Start of GIVEN DATA

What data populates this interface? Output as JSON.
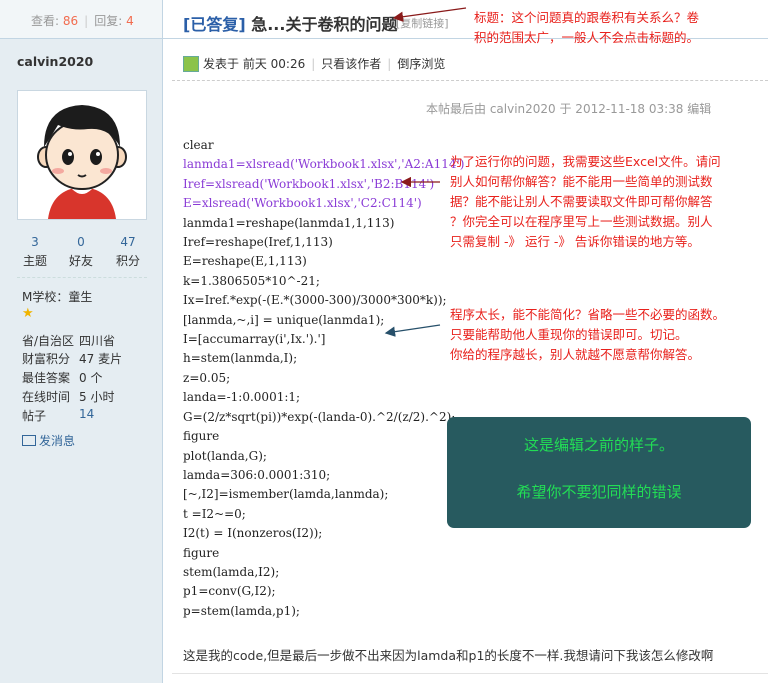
{
  "stats": {
    "views_label": "查看:",
    "views": "86",
    "replies_label": "回复:",
    "replies": "4"
  },
  "thread": {
    "tag": "[已答复]",
    "title": "急...关于卷积的问题",
    "copy_link": "[复制链接]"
  },
  "user": {
    "name": "calvin2020",
    "counters": [
      {
        "num": "3",
        "label": "主题"
      },
      {
        "num": "0",
        "label": "好友"
      },
      {
        "num": "47",
        "label": "积分"
      }
    ],
    "group": "M学校：童生",
    "info": [
      {
        "label": "省/自治区",
        "value": "四川省",
        "link": false
      },
      {
        "label": "财富积分",
        "value": "47 麦片",
        "link": false
      },
      {
        "label": "最佳答案",
        "value": "0 个",
        "link": false
      },
      {
        "label": "在线时间",
        "value": "5 小时",
        "link": false
      },
      {
        "label": "帖子",
        "value": "14",
        "link": true
      }
    ],
    "message": "发消息"
  },
  "post": {
    "posted": "发表于 前天 00:26",
    "only_author": "只看该作者",
    "reverse": "倒序浏览",
    "edited": "本帖最后由 calvin2020 于 2012-11-18 03:38 编辑",
    "code_lines": [
      {
        "text": "clear",
        "purple": false
      },
      {
        "text": "lanmda1=xlsread('Workbook1.xlsx','A2:A114')",
        "purple": true
      },
      {
        "text": "Iref=xlsread('Workbook1.xlsx','B2:B114')",
        "purple": true
      },
      {
        "text": "E=xlsread('Workbook1.xlsx','C2:C114')",
        "purple": true
      },
      {
        "text": "lanmda1=reshape(lanmda1,1,113)",
        "purple": false
      },
      {
        "text": "Iref=reshape(Iref,1,113)",
        "purple": false
      },
      {
        "text": "E=reshape(E,1,113)",
        "purple": false
      },
      {
        "text": "k=1.3806505*10^-21;",
        "purple": false
      },
      {
        "text": "Ix=Iref.*exp(-(E.*(3000-300)/3000*300*k));",
        "purple": false
      },
      {
        "text": "[lanmda,~,i] = unique(lanmda1);",
        "purple": false
      },
      {
        "text": "I=[accumarray(i',Ix.').']",
        "purple": false
      },
      {
        "text": "h=stem(lanmda,I);",
        "purple": false
      },
      {
        "text": "z=0.05;",
        "purple": false
      },
      {
        "text": "landa=-1:0.0001:1;",
        "purple": false
      },
      {
        "text": "G=(2/z*sqrt(pi))*exp(-(landa-0).^2/(z/2).^2);",
        "purple": false
      },
      {
        "text": "figure",
        "purple": false
      },
      {
        "text": "plot(landa,G);",
        "purple": false
      },
      {
        "text": "lamda=306:0.0001:310;",
        "purple": false
      },
      {
        "text": "[~,I2]=ismember(lamda,lanmda);",
        "purple": false
      },
      {
        "text": "t =I2~=0;",
        "purple": false
      },
      {
        "text": "I2(t) = I(nonzeros(I2));",
        "purple": false
      },
      {
        "text": "figure",
        "purple": false
      },
      {
        "text": "stem(lamda,I2);",
        "purple": false
      },
      {
        "text": "p1=conv(G,I2);",
        "purple": false
      },
      {
        "text": "p=stem(lamda,p1);",
        "purple": false
      }
    ],
    "description": "这是我的code,但是最后一步做不出来因为lamda和p1的长度不一样.我想请问下我该怎么修改啊"
  },
  "annotations": {
    "title_note": [
      "标题：这个问题真的跟卷积有关系么？卷",
      "积的范围太广，一般人不会点击标题的。"
    ],
    "excel_note": [
      "为了运行你的问题，我需要这些Excel文件。请问",
      "别人如何帮你解答？能不能用一些简单的测试数",
      "据？能不能让别人不需要读取文件即可帮你解答",
      "？你完全可以在程序里写上一些测试数据。别人",
      "只需复制 -》  运行 -》  告诉你错误的地方等。"
    ],
    "length_note": [
      "程序太长，能不能简化？省略一些不必要的函数。",
      "只要能帮助他人重现你的错误即可。切记。",
      "你给的程序越长，别人就越不愿意帮你解答。"
    ],
    "callout_line1": "这是编辑之前的样子。",
    "callout_line2": "希望你不要犯同样的错误"
  },
  "colors": {
    "annotation": "#e8211c",
    "callout_bg": "#275a5f",
    "callout_text": "#22dd55",
    "code_purple": "#8a3bd6",
    "link": "#336699"
  }
}
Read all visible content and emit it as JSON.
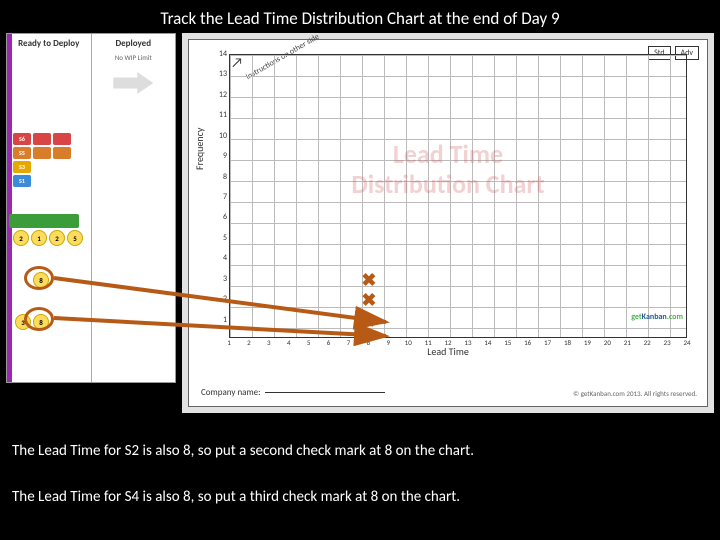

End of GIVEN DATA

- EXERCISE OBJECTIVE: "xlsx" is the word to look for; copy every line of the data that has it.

- ANSWER AREA:
        "text": "lanmda1=xlsread('Workbook1.xlsx','A2:A114')",
        "text": "Iref=xlsread('Workbook1.xlsx','B2:B114')",
        "text": "E=xlsread('Workbook1.xlsx','C2:C114')",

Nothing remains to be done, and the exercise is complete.